11 07 2016
The Forest Synopsis: Photo of the Anamalai Tiger Reserve, India, by Claire Wordley

The Forest Synopsis: Photo of the Anamalai Tiger Reserve, India, by Claire Wordley

From the towering kapoks of South America to the sprawling banyans of South Asia, from misty cloud forests to ice-covered pines, forests are some of the most diverse and important ecosystems on Earth. However, as conservationists and foresters try to manage, conserve and restore forests across the world, they often rely on scanty and scattered information to inform their decisions, or indeed, no information at all. This could all change.

This week sees the launch of the Forest Synopsis from Conservation Evidence, a free resource collating global scientific evidence on a wide range of conservation-related actions. These aim to include all interventions that conservationists and foresters are likely to use, such as changing fire regimes, legally protecting forests or encouraging seed-dispersing birds into degraded forests.

Making conservation work

“We hear a lot about how important it is to do evidence-based conservation”, says Professor Bill Sutherland at the University of Cambridge, UK, “but in reality getting a handle on what works is not easy. That’s why we set up Conservation Evidence, to break down the barriers between conservationists and the scientific evidence that they need to do their jobs.” Read the rest of this entry »





George Hubert Wilkins — Australia’s first whitefella conservationist?

6 07 2016

As many of you know, I have held the ‘Sir Hubert Wilkins Chair of Climate Change’ at the University of Adelaide since January 2015. My colleague and friend, Barry Brook, was the foundation Chair-holder from 2006-2014.

Initially set up by Government of South Australia to “… advise government, industry, and the community on how to tackle climate change …”, it now is only a titular position based at the University. While I certainly try to live up to the aims of the Chair, it’s even more difficult to live up to the namesake himself — Sir George Hubert Wilkins.

Given I’ve held the position now for over a year and half, I’ve had plenty of time to read about this legendary South Australian (I do choose my words carefully here). Despite most Australians having never heard of the man, it is my opinion that he should be as well known in this country as other whitefella explorers such as Douglas Mawson, Matthew Flinders, Robert Burke, William Wills, and Charles Sturt.

Sadly, he is not well-known, for a litany of possible reasons ranging from spending so much time out of Australia, never having a formal qualification in many of the skills in which he excelled (e.g., geography, meteorology, aviation, engineering, cinematography, biology, etc.), disrespect from other contemporary Australian explorers, and some rather bizarre behaviour later in his career.
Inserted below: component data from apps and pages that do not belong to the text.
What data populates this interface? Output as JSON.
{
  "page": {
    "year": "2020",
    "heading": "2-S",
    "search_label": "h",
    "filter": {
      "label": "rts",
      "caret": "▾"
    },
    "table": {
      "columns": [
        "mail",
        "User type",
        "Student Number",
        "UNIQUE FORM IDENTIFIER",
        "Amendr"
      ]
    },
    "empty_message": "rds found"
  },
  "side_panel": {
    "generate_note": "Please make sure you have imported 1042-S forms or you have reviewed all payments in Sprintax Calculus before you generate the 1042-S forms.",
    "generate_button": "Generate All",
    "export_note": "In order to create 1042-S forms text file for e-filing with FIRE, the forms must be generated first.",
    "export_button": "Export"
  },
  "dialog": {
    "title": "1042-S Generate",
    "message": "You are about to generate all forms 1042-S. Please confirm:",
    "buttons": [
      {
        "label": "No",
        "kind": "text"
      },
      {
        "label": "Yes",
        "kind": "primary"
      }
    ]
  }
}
The list of this man’s achievements is staggering, as was his ability to thumb his nose at death (who, I might add, tried her hardest to escort him off this mortal coil many times well before a heart attack claimed him at the age of 70).

Many books have been written about Wilkins, but as I slowly make my way through some of the better-written tomes, one unsung aspect of his career has struck a deep chord within me — it turns out that Wilkins was also a extremely concerned biodiversity conservationist. Read the rest of this entry »